The Stone Rose is my second Doctor Who read by Jacqueline Rayner (following Winner Takes All featuring the ninth Doctor). Rayner takes the Doctor (as played by David Tennant) and Rose (Billie Piper) to ancient Rome following Mickey’s discovery that a statue of the goddess Fortuna, modeled after Rose, is on display in the British Museum. When the two arrive in Rome, they discover that a nobleman’s son has disappeared after modeling for an unlikely sculptor who’s all the rage for the lifelike quality in his works. Rose soon discovers that the sculptor’s talents stem from sinister motivations, and she and the Doctor are thrust into a time-bending, paradox-forming, high-stakes quest to save the sculptor’s victims, oh and the planet too while they’re at it. This novel was a nice change of pace setting-wise – I’ve always enjoyed the television show episodes that allow you to see the Doctor acting within the confines of a historical time period instead of an alien, distant future. For the most part, I enjoyed this story (though I think Winner is a better effort from Rayner) – the first half of the novel was well-constructed, but the second half falters a bit once the whole time paradox element comes into play. It felt like Rayner didn’t quite have the handle on that element of the story that would’ve been required to pull off the reader’s suspension of disbelief successfully. Character-wise, Rayner once again gives an excellent, entirely believable representation of Rose. For the most part I’m also quite pleased with her take on David Tennat’s Doctor, though he does become a bit overly melodramatic (particularly during the arena scene). The supporting cast is also solid, particularly Mickey and the new character, GENIE. It’s a bit unfortunate that Vanessa’s character, around whom so much of the latter half of the story hinges, feels as though it’s developed too little, too late.
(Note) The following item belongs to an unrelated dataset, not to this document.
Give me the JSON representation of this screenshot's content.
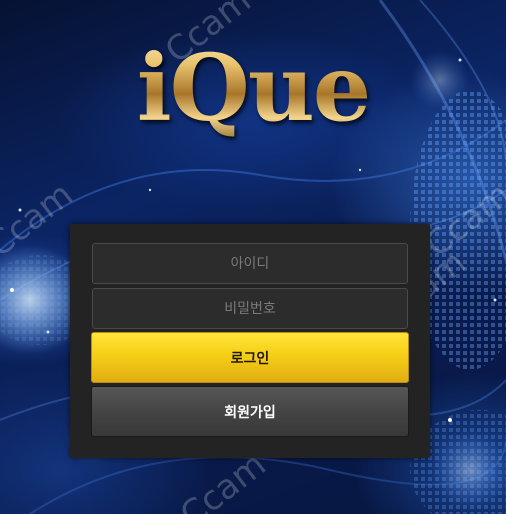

I’m quite pleased with Rayner’s ability to bring the Doctor and his companions to life, and I’ll definitely be reading more of her Who fiction in the future.


Ruth King said...

I sort of felt like the wheels fell off at the end of this book, but I still enjoyed it. It's not one of my favorites from the series, but it definitely has a lot of great moments to recommend it. I love the scene where Mickey confronts the Doctor, and Rayner really captured the playfulness and affection between the Doctor and Rose. The arena scene was a bit over-the-top, though. (In the audiobook, that part is omitted completely and I thought it really strengthened the story.)

I'm so glad that you're enjoying the Doctor Who books! I'm hoping to read a few of them while I house-sit in June. I'm really in the mood for some new Doctor Who.

Unknown said...

@Ruth - A Doctor Who house-sitting weekend sounds like an excellent plan. I have to thank you again for your Doctor Who book recommendations! I've really enjoyed them so far (silly arena scenes notwithstanding - LOL!).